Below are the records; copy each line in which "true" occurs.

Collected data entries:
== == ==

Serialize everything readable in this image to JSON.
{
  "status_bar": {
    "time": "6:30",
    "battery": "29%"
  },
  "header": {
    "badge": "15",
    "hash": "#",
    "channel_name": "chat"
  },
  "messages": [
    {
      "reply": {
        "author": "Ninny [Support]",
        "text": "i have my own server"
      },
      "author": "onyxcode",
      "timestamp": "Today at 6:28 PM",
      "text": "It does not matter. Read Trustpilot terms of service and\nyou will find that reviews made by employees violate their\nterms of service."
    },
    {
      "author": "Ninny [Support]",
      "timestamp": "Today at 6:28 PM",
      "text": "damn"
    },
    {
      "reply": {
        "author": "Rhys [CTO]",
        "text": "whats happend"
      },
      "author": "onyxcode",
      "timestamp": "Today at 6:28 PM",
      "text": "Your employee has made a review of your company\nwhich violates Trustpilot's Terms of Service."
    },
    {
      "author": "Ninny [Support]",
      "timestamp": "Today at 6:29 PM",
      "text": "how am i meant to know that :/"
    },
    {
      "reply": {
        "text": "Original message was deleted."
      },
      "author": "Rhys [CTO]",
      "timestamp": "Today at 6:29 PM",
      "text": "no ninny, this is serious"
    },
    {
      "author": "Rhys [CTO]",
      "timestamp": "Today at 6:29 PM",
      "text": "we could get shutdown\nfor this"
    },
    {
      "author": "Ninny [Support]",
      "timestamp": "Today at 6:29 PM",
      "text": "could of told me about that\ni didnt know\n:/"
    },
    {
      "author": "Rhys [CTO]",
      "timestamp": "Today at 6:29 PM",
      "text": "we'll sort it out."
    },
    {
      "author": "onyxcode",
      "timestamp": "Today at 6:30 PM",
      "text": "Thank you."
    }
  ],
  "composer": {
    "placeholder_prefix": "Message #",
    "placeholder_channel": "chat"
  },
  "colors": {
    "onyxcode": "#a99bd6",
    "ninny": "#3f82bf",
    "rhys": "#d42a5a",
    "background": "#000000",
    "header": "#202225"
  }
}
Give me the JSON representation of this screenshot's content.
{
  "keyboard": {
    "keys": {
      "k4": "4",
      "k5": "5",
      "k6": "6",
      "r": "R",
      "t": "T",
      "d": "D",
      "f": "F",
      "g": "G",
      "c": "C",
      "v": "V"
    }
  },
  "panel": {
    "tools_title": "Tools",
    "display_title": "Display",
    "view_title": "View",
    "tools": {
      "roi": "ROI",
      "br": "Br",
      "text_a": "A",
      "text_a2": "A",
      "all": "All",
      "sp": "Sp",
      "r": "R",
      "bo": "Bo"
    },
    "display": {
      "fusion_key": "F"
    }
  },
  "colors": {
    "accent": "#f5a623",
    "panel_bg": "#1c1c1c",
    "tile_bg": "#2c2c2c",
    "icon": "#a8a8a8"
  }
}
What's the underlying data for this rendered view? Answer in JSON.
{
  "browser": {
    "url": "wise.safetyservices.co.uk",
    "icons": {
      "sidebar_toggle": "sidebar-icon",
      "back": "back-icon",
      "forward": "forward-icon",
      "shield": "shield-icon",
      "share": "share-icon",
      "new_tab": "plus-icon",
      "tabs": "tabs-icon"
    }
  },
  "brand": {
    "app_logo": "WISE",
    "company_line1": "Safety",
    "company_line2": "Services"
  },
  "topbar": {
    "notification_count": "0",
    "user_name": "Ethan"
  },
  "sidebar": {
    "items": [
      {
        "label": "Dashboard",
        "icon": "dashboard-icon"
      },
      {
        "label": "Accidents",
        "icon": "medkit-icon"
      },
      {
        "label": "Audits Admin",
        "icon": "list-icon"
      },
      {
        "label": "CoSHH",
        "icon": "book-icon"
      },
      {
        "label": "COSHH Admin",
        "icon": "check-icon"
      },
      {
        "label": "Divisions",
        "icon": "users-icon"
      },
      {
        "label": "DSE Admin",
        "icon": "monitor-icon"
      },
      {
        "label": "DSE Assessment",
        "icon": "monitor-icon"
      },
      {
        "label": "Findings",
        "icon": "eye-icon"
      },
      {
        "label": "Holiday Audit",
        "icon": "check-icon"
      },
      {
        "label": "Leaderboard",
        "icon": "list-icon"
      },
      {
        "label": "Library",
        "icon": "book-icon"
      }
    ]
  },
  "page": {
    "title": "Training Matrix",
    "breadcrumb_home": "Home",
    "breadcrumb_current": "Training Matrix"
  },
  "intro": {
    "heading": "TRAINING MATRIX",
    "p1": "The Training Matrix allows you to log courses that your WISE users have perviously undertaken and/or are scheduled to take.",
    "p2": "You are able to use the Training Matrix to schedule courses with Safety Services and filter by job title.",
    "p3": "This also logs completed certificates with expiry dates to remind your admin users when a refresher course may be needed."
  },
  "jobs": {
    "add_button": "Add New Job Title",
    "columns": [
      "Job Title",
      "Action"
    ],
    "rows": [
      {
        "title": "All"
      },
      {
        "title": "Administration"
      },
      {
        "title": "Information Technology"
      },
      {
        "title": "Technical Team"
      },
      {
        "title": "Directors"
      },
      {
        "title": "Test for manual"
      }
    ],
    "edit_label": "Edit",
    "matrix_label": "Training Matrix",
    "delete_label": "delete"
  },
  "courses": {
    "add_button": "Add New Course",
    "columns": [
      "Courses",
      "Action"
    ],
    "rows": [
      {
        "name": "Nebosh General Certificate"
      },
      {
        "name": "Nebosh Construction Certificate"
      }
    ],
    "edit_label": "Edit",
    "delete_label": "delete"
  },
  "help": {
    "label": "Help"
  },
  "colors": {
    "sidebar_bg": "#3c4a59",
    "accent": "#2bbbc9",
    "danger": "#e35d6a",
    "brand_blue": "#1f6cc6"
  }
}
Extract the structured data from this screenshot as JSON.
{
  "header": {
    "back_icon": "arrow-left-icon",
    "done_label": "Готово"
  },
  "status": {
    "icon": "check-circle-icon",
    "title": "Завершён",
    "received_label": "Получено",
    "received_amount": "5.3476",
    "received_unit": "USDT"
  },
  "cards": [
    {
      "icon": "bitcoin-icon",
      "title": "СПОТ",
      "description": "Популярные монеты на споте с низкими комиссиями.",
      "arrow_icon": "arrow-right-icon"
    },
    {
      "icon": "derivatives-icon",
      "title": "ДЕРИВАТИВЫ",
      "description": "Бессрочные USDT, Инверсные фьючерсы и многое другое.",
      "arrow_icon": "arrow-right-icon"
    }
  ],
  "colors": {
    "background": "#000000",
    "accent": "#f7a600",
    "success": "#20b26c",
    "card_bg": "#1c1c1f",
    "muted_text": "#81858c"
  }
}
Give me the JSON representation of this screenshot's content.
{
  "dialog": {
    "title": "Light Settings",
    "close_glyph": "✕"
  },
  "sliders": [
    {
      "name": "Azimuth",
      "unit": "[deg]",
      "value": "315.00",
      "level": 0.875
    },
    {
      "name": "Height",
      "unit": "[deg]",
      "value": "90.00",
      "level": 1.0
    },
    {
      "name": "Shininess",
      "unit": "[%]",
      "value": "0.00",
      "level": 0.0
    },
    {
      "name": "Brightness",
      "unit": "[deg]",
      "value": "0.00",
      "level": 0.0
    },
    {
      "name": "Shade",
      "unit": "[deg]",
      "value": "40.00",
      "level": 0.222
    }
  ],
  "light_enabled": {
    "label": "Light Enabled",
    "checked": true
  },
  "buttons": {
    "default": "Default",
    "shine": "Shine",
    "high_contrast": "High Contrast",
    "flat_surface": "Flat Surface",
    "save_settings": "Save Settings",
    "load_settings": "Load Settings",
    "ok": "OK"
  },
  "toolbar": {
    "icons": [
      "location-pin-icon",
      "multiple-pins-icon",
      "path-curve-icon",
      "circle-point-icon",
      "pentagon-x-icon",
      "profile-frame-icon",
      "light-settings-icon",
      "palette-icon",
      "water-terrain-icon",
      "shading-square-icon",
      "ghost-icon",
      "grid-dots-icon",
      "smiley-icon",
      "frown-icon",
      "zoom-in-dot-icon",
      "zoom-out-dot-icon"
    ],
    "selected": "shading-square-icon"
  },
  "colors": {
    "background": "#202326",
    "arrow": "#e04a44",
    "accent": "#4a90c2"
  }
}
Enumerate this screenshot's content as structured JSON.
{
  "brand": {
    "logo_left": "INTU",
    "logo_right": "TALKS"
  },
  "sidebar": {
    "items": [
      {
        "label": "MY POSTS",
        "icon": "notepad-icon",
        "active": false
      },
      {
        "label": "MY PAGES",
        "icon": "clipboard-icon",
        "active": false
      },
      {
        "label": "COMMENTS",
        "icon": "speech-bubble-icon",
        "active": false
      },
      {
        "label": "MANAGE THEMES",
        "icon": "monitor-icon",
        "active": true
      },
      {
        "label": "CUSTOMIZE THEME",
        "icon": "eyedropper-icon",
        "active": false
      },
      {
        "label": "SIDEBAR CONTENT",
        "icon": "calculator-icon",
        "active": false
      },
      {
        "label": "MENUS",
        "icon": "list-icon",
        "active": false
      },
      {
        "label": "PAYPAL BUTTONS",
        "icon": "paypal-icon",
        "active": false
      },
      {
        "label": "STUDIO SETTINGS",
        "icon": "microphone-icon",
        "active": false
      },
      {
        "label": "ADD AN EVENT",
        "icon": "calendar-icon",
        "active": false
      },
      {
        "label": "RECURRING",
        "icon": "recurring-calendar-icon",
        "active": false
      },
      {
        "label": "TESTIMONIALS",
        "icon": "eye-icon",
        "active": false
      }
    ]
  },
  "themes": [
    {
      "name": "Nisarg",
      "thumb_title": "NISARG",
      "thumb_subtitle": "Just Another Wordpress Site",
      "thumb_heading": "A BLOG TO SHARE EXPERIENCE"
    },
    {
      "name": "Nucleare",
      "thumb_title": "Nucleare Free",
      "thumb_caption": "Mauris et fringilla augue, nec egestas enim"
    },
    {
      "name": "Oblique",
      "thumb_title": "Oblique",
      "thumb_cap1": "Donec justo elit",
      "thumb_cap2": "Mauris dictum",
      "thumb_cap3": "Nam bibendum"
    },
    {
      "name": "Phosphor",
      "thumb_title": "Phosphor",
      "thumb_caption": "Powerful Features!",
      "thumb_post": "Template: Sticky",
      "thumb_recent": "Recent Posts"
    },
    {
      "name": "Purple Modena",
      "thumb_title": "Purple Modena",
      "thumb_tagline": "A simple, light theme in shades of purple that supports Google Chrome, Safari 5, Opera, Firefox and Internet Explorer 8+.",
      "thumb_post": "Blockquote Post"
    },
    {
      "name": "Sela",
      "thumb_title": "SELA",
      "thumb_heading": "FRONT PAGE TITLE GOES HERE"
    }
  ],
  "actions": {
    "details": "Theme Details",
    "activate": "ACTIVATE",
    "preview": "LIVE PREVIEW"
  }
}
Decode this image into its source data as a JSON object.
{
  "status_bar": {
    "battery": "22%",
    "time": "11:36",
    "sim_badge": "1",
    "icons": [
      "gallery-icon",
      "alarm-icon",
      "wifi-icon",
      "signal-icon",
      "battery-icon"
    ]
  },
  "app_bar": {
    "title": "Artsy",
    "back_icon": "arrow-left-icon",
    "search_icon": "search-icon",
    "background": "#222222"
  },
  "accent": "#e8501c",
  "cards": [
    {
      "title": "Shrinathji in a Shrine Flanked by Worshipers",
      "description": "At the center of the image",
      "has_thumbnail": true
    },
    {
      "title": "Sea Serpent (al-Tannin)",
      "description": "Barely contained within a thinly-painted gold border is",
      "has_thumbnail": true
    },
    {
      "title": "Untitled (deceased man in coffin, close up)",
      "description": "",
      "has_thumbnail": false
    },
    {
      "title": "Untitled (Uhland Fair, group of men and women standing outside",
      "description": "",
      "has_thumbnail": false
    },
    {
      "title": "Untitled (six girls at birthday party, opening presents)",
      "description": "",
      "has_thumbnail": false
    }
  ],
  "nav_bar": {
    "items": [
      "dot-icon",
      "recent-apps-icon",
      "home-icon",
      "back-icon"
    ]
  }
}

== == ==

ANSWER BELOW:
    "checked": true
        "active": true
      "has_thumbnail": true
      "has_thumbnail": true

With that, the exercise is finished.